  • Stones, Alison, & Jeanne Krochalis. “Qui a lu le Guide du pèlerin ?” Pèlerinages et croisades. Ed. L. Pressouyre. Paris: CTHS, 1995. 11-36.


  1. Linguistic anthropologists working in Chiapas, Mexico have observed how leaders of base Christian communities (comunidades de base) could be illiterate yet function as the most insightful and trusted commentators of scriptural and inspirational texts. (As reported by Vincent Barletta, now at Stanford, from field work in the 1990s during doctoral studies at UCLA. Personal communication.)
  2.  The phrase was coined by Mary Carruthers in her classic The Book of Memory. A Study of Memory in Medieval Culture (Cambridge, 1990).
  3. The “Pilgrims Guide” in the Codex Calixtinus describes how various nationalities, clustered together in their respective corners of the tribune level of the cathedral in Santiago, would loudly compete as they sang hymns in their native tongues.
  4. The earliest and one of the most intriguing prose epics about the adventures of Charlemagne and Roland in Spain is consecrated in the “Historia Turpini” of the Codex Calixtinus, the twelfth-century master com­pi­la­tion on the pilgrimage to Santiago de Compostela. The connection to Charlemagne’s supposed devotion to St. James and the saint’s instructions to have the French secure the pilgrimage route against the Muslim foe is tenuous in the narrative, entirely fictional in terms of history.

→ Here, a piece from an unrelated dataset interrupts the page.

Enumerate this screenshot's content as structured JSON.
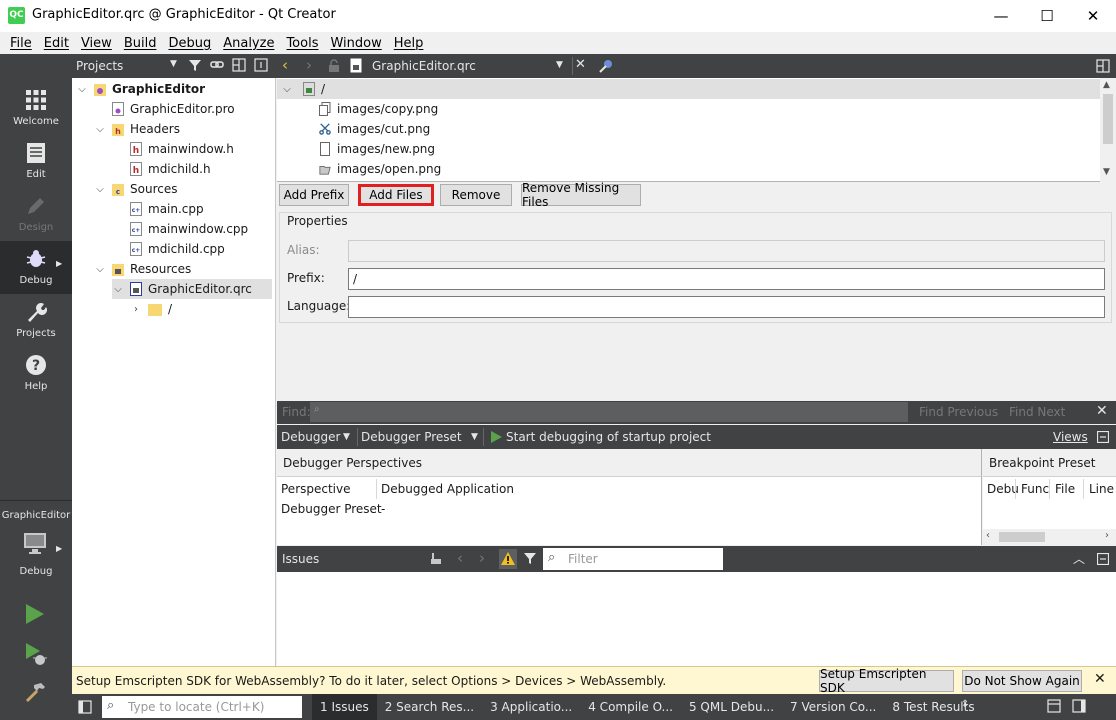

  5. Folk tales contain many stories about the intervention of saints on behalf of their devotees. A version of hopscotch became the pilgrim game of Juego de la Oca or Goose’s Game, a modern version of which has been laid in the paving outside the church of Santiago the Elder in Logroño along the main route to Compostela.
  6. Anxiously sincere personal narratives of travel along the Camino de Santiago have repopulated this genre in the twentieth and twenty-first centuries, most of them just as artless as their medieval forerunners if more heartfelt.